[[ THE RECORDS open ]]

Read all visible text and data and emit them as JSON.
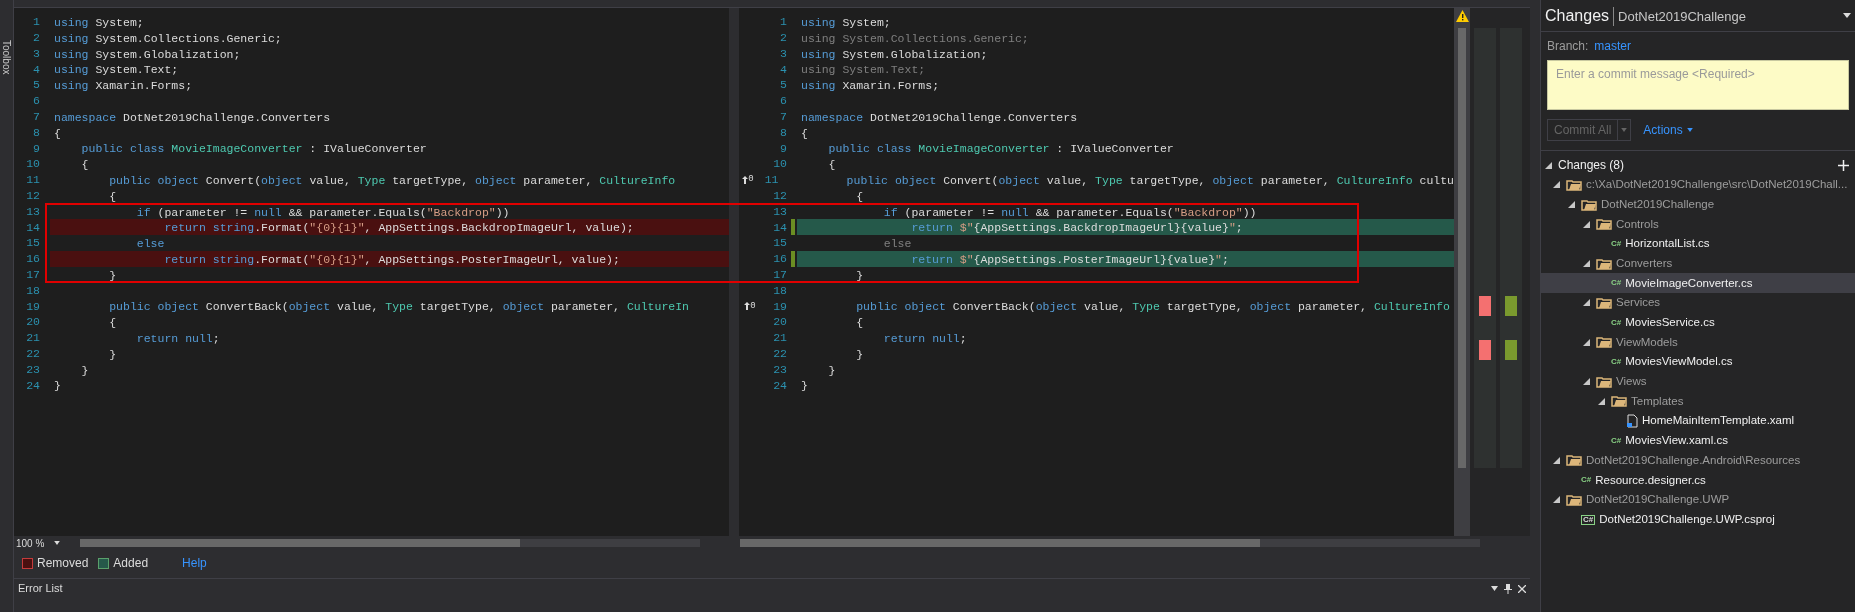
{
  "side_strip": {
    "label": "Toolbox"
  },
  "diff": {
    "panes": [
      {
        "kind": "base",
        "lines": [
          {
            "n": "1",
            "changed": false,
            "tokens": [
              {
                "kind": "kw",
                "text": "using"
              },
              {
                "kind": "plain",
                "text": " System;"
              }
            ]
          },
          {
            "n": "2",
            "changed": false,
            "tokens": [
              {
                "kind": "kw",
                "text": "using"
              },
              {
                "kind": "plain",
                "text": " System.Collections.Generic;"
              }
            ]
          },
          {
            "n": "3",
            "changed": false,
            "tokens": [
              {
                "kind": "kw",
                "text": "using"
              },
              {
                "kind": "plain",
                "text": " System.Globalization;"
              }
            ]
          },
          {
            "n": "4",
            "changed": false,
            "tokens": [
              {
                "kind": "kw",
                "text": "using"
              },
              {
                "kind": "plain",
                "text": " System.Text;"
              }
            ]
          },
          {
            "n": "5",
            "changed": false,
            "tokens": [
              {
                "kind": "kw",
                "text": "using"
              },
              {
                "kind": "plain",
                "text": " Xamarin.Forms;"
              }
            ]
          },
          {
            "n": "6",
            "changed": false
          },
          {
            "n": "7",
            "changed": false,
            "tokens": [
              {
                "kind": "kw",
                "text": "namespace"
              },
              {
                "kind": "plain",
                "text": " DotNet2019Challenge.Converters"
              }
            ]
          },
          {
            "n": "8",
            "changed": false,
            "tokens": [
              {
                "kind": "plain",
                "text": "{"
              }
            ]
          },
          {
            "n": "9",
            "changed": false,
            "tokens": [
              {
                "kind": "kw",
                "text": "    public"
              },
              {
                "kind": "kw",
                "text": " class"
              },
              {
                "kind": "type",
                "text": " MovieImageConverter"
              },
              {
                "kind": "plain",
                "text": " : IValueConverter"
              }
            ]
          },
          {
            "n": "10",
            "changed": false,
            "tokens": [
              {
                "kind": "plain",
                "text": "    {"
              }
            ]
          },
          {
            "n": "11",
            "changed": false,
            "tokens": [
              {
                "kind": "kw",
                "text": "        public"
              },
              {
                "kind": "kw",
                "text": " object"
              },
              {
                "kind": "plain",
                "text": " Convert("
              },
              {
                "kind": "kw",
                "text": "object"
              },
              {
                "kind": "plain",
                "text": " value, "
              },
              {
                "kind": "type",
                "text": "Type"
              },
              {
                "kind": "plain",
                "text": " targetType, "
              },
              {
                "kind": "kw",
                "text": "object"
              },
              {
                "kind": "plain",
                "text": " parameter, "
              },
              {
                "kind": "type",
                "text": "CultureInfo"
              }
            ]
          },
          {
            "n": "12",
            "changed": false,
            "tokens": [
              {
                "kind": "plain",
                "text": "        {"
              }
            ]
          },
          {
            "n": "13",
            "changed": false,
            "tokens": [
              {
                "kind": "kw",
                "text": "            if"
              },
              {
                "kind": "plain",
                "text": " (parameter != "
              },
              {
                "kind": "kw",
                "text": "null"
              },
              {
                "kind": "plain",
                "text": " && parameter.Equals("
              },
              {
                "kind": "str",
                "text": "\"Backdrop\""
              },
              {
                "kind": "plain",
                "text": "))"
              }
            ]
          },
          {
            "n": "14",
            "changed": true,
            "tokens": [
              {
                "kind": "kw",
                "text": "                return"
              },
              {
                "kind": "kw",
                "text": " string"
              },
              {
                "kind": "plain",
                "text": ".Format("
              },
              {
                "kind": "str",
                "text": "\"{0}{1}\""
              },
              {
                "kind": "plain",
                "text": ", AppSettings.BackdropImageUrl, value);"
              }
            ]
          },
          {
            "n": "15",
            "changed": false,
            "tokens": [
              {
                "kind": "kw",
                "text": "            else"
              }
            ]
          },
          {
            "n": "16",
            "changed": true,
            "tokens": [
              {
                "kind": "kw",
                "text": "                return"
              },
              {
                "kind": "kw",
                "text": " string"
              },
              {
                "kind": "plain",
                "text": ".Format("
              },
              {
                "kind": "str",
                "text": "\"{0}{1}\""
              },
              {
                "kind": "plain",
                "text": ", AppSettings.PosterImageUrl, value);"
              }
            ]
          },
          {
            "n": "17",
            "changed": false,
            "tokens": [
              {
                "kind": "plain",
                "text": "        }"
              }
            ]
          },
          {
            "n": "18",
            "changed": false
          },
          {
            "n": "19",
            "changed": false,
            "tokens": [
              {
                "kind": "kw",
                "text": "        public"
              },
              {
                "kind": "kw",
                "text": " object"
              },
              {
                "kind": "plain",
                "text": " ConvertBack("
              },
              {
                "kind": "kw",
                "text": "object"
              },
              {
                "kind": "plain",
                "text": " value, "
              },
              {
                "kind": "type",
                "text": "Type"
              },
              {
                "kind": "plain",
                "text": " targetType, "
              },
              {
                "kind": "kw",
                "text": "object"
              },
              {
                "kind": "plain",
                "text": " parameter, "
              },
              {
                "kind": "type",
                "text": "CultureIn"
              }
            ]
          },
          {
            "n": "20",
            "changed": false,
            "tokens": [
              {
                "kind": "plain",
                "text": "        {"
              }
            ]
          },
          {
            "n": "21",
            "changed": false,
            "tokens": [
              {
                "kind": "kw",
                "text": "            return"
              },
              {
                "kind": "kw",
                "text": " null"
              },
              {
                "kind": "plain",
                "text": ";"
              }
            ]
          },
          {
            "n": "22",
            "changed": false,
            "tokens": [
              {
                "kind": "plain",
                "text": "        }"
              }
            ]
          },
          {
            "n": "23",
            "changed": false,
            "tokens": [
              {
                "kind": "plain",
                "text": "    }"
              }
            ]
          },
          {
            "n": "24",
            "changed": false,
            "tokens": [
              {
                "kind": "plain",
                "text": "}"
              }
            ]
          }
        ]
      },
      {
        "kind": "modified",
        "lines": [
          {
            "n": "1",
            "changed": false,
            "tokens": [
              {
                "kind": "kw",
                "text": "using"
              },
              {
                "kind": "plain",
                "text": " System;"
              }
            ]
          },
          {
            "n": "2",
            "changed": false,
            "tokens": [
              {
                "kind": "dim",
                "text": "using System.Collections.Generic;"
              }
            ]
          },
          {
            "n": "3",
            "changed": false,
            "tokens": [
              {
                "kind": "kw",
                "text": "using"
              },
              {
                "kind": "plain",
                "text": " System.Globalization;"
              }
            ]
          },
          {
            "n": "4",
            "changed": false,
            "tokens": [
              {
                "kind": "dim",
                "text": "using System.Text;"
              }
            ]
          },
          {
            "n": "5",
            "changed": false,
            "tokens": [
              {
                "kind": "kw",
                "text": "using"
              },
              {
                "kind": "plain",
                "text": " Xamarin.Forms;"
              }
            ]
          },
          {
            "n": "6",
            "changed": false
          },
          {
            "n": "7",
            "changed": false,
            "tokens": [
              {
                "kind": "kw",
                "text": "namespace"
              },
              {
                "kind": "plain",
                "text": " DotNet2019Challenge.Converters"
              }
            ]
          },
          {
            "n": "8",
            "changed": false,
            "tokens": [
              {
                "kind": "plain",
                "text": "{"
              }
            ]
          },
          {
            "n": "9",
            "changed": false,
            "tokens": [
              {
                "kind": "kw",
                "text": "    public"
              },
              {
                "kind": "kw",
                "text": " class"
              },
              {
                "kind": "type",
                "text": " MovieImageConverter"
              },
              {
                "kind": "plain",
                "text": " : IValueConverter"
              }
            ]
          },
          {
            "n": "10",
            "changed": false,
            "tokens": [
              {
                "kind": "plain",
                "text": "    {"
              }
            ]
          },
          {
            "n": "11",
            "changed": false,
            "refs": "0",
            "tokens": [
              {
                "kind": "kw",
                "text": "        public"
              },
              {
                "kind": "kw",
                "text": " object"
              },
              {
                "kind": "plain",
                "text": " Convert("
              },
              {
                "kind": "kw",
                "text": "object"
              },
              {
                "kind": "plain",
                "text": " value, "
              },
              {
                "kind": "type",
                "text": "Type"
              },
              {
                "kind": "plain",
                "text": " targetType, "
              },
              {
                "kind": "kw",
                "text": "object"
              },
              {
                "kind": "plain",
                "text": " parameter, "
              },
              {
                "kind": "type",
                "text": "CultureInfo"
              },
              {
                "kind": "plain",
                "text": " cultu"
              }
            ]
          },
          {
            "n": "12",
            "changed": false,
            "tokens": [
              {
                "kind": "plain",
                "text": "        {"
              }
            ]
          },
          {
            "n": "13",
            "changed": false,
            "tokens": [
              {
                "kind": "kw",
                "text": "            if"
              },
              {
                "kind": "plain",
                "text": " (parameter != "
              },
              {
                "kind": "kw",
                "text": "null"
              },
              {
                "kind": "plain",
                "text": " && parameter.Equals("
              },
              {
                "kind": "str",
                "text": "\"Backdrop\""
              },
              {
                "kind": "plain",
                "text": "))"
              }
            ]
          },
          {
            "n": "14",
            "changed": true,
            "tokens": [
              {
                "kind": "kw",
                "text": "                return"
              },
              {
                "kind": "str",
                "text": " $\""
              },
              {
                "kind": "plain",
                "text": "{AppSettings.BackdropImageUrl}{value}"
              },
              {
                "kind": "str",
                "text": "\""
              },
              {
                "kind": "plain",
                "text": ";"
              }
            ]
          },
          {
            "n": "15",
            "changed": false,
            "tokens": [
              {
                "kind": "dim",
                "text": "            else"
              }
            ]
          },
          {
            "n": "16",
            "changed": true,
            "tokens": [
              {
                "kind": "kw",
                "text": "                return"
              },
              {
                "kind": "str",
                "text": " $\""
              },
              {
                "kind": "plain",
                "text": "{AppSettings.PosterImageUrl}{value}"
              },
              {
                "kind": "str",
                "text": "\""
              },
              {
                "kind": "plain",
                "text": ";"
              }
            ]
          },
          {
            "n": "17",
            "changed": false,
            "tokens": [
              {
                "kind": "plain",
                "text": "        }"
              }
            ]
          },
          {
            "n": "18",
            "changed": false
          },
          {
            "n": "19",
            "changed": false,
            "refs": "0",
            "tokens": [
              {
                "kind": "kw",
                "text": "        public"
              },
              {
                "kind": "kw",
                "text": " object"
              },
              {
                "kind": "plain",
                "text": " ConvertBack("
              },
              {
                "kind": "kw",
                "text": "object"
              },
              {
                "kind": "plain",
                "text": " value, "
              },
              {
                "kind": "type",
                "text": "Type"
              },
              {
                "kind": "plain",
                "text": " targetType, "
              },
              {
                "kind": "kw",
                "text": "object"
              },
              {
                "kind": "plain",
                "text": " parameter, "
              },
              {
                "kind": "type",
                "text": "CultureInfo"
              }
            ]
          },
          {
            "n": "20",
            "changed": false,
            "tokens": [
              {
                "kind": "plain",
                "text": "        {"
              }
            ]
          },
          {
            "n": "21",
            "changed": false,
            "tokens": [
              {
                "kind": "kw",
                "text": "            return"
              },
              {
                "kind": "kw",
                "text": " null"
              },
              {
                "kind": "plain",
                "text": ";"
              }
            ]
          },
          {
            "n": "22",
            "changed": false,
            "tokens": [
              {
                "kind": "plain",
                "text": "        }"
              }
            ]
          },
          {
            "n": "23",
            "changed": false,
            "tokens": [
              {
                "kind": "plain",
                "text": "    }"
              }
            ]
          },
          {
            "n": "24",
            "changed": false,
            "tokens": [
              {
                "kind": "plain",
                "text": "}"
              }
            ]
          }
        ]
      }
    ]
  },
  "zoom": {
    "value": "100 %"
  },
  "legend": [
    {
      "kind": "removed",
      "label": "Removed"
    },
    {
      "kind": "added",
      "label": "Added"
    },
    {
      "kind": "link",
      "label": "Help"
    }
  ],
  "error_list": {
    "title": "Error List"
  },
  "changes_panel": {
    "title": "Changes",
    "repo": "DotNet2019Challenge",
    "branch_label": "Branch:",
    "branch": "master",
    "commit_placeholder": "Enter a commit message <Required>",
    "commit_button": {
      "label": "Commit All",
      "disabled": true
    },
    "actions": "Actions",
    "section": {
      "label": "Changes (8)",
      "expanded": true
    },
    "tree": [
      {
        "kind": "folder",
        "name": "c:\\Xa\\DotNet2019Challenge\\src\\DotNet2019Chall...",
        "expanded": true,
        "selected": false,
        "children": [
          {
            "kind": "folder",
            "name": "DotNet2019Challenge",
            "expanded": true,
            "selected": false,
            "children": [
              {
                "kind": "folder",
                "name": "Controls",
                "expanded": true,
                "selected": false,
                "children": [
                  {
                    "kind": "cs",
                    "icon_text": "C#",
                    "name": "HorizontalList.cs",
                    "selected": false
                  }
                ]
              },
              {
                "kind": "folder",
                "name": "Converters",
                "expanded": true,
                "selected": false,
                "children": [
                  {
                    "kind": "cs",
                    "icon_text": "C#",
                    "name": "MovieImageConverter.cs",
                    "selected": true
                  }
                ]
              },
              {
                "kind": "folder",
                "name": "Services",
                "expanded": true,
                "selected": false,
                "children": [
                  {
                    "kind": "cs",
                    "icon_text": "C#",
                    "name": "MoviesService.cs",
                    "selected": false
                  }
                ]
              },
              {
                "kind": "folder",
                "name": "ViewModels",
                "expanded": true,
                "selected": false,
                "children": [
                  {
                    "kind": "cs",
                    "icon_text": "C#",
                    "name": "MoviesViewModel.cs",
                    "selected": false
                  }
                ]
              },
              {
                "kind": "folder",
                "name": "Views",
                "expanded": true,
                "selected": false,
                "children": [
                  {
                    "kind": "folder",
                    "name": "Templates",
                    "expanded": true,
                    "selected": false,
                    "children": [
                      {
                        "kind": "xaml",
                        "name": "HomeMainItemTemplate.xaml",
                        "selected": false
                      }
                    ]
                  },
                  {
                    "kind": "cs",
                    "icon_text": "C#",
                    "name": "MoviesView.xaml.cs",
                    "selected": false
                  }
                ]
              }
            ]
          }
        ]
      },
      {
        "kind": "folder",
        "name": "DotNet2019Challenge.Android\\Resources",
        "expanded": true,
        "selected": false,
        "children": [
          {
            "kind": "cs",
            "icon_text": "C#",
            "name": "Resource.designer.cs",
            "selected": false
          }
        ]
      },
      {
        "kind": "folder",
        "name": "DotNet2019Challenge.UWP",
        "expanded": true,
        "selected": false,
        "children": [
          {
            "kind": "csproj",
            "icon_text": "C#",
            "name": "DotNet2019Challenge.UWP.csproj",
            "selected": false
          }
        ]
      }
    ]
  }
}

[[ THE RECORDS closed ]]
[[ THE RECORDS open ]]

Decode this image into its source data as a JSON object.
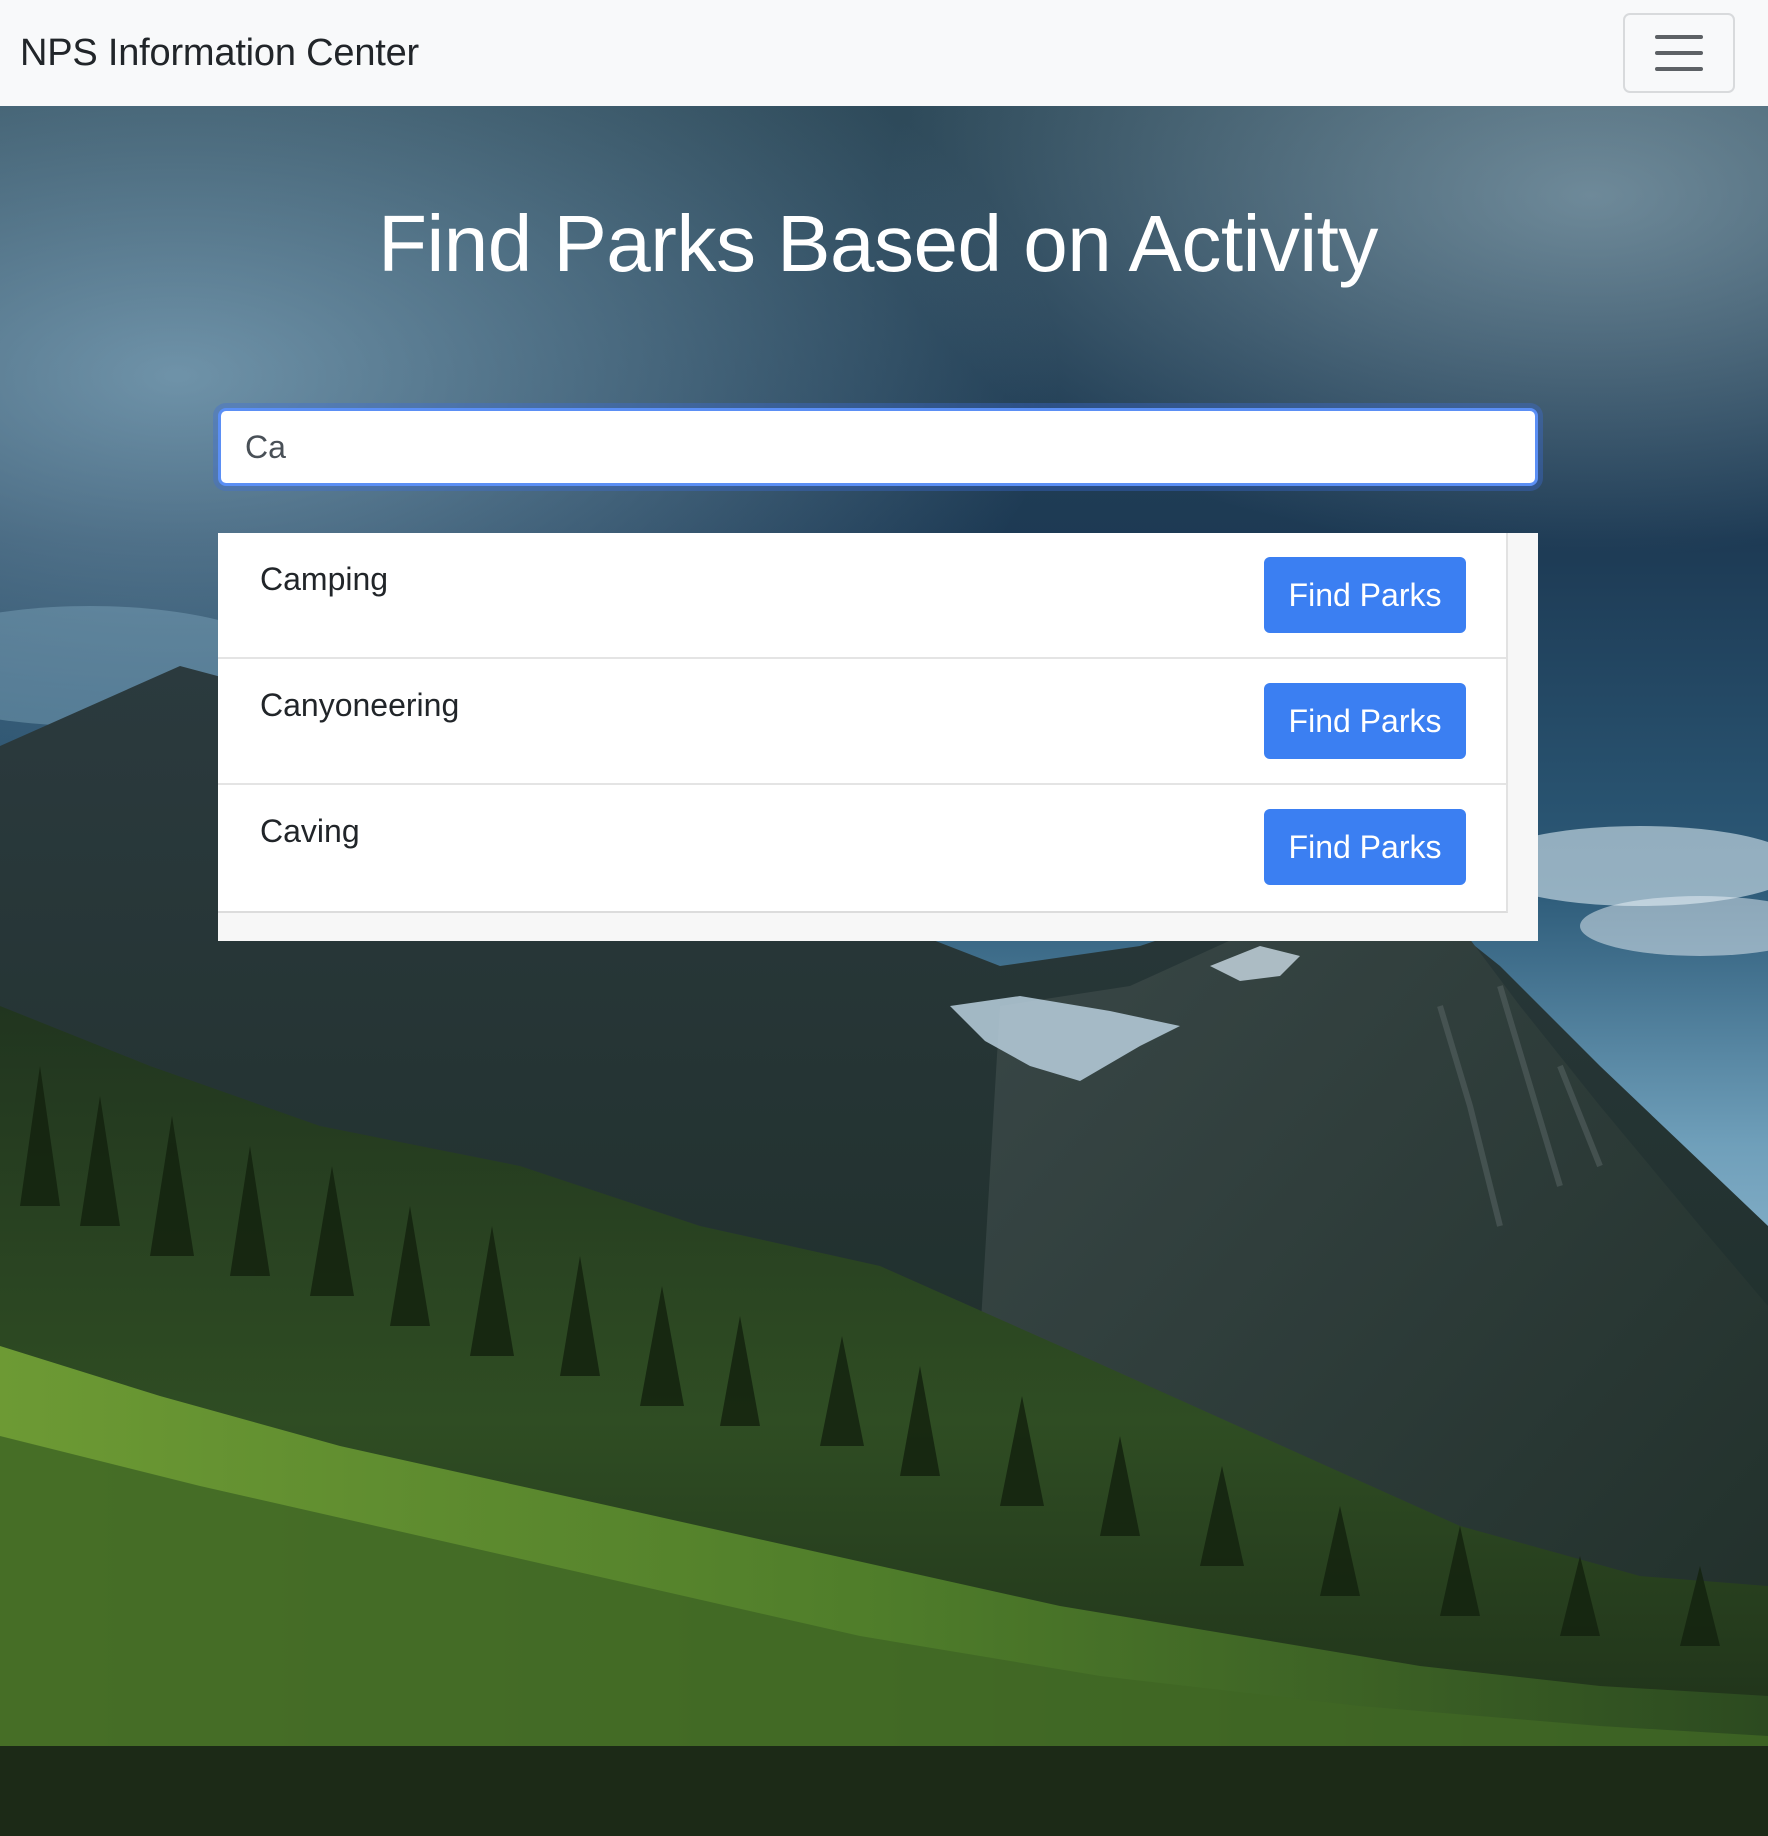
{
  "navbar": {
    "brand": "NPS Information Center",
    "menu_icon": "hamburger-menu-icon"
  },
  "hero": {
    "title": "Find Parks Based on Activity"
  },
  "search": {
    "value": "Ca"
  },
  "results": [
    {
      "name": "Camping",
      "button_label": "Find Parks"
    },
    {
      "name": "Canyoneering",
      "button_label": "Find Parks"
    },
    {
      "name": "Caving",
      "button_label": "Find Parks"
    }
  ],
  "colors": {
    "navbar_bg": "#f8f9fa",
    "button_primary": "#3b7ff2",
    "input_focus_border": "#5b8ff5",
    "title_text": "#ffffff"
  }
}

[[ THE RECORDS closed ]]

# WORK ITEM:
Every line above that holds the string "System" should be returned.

# WRITTEN SOLUTION:
                "text": " System;"
                "text": " System.Collections.Generic;"
                "text": " System.Globalization;"
                "text": " System.Text;"
                "text": " System;"
                "text": "using System.Collections.Generic;"
                "text": " System.Globalization;"
                "text": "using System.Text;"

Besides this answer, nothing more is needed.